As the incidence of arboviral diseases such as dengue, Zika, chikungunya, and yellow fever increases globally, controlling their primary vector, Aedes aegypti (L.) (Diptera: Culicidae), is of greater importance than ever before. Mosquito control programs rely heavily on effective adult surveillance to ensure methodological efficacy. The Biogents Sentinel (BGS) trap is the gold standard for surveilling adult Aedes mosquitoes and is commonly deployed worldwide, including during modern ‘rear and release’ programs. Despite its extensive use, few studies have directly assessed environmental characteristics that affect BGS trap catches, let alone how these influences change during ‘rear and release’ programs. We assessed male and female Ae. aegypti spatial stability, as well as premises condition and trap location influences on BGS trap catches, as part of Debug Innisfail ‘rear and release’ program in northern Australia. We found similar trends in spatial stability of male and female mosquitoes at both weekly and monthly resolutions. From surveillance in locations where no males were released, reduced catches were found at premises that contained somewhat damaged houses and unscreened properties. In addition, when traps were located in areas that were unsheltered, more than 10 m from commonly used sitting areas or more visually complex catches were also negatively affected. In locations where males were released, we found that traps in treatment sites, relative to control sites, displayed increased catches in heavily shaded premises and were inconsistently influenced by differences in house sets and building materials. Such findings have valuable implications for a range of Ae. aegypti surveillance programs.

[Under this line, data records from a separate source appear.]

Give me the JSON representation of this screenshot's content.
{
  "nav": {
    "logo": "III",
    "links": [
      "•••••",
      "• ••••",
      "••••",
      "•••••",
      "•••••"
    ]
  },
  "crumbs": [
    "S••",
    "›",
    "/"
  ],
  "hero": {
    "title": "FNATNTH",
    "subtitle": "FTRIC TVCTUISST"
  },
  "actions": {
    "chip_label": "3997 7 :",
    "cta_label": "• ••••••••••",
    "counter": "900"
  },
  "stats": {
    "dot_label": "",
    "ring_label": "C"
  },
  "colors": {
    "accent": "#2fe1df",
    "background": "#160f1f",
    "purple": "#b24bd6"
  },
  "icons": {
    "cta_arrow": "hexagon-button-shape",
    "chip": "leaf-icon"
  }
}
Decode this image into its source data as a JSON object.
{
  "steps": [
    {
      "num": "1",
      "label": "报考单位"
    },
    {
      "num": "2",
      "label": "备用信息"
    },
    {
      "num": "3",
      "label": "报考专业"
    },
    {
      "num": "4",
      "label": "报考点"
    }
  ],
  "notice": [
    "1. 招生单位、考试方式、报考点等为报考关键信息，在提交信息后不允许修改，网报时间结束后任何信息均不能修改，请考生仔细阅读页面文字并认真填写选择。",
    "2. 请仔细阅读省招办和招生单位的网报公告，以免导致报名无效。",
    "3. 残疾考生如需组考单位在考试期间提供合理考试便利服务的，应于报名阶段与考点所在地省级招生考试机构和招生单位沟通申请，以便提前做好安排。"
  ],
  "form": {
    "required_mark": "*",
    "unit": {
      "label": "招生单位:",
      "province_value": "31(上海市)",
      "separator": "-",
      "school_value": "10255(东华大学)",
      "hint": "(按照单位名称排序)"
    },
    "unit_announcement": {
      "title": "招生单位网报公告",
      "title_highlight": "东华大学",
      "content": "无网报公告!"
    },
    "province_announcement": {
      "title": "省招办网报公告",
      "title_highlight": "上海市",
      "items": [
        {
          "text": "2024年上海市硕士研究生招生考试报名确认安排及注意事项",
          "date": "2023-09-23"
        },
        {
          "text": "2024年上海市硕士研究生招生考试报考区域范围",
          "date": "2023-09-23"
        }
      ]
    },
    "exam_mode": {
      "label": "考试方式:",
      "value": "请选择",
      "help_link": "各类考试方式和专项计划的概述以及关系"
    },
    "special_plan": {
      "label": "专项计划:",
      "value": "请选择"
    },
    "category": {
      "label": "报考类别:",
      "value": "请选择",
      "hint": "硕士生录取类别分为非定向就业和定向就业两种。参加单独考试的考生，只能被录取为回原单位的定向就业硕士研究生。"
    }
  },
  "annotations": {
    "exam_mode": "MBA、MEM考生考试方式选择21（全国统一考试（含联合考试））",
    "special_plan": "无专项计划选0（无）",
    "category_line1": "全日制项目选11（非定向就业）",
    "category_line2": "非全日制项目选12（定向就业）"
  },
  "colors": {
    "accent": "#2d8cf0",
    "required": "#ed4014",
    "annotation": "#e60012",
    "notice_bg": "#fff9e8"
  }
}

Item ID: 59782
Item Type: Article (Research - C1)
ISSN: 1938-2928
Keywords: Aedes aegypti, Biogents Sentinel trap, sterile insect release, Wolbachia, dengue, Zika
Copyright Information: © The Author(s) 2019. Published by Oxford University Press on behalf of Entomological Society of America. All rights reserved.
Date Deposited: 14 Aug 2019 03:01
FoR Codes: 11 MEDICAL AND HEALTH SCIENCES > 1117 Public Health and Health Services > 111799 Public Health and Health Services not elsewhere classified @ 100%
SEO Codes: 92 HEALTH > 9204 Public Health (excl. Specific Population Health) > 920499 Public Health (excl. Specific Population Health) not elsewhere classified @ 100%
Downloads: Total: 1
More Statistics

Actions (Repository Staff Only)

Item Control Page Item Control Page